PROVIDED MATERIAL:
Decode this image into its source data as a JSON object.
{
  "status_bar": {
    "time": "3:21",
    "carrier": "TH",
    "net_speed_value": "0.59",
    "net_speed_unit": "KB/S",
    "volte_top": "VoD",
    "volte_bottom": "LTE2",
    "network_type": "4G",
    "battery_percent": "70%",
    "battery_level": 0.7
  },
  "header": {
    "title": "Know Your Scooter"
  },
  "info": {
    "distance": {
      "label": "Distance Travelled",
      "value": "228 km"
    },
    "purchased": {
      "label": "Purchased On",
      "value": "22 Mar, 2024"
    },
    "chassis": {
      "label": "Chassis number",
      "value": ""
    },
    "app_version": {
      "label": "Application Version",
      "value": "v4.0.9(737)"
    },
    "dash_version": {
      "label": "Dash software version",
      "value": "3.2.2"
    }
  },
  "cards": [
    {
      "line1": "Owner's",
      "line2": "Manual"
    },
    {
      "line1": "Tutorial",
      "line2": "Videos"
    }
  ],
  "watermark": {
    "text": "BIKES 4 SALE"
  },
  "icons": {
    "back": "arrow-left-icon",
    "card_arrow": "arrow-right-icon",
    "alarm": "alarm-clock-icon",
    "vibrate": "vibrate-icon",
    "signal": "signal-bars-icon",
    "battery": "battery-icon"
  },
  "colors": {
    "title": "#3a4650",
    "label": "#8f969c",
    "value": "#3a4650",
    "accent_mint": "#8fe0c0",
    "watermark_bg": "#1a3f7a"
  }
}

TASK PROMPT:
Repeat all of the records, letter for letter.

PROBLEM SOLUTION:
Decode this image into its source data as a JSON object.
{
  "status_bar": {
    "time": "3:21",
    "carrier": "TH",
    "net_speed_value": "0.59",
    "net_speed_unit": "KB/S",
    "volte_top": "VoD",
    "volte_bottom": "LTE2",
    "network_type": "4G",
    "battery_percent": "70%",
    "battery_level": 0.7
  },
  "header": {
    "title": "Know Your Scooter"
  },
  "info": {
    "distance": {
      "label": "Distance Travelled",
      "value": "228 km"
    },
    "purchased": {
      "label": "Purchased On",
      "value": "22 Mar, 2024"
    },
    "chassis": {
      "label": "Chassis number",
      "value": ""
    },
    "app_version": {
      "label": "Application Version",
      "value": "v4.0.9(737)"
    },
    "dash_version": {
      "label": "Dash software version",
      "value": "3.2.2"
    }
  },
  "cards": [
    {
      "line1": "Owner's",
      "line2": "Manual"
    },
    {
      "line1": "Tutorial",
      "line2": "Videos"
    }
  ],
  "watermark": {
    "text": "BIKES 4 SALE"
  },
  "icons": {
    "back": "arrow-left-icon",
    "card_arrow": "arrow-right-icon",
    "alarm": "alarm-clock-icon",
    "vibrate": "vibrate-icon",
    "signal": "signal-bars-icon",
    "battery": "battery-icon"
  },
  "colors": {
    "title": "#3a4650",
    "label": "#8f969c",
    "value": "#3a4650",
    "accent_mint": "#8fe0c0",
    "watermark_bg": "#1a3f7a"
  }
}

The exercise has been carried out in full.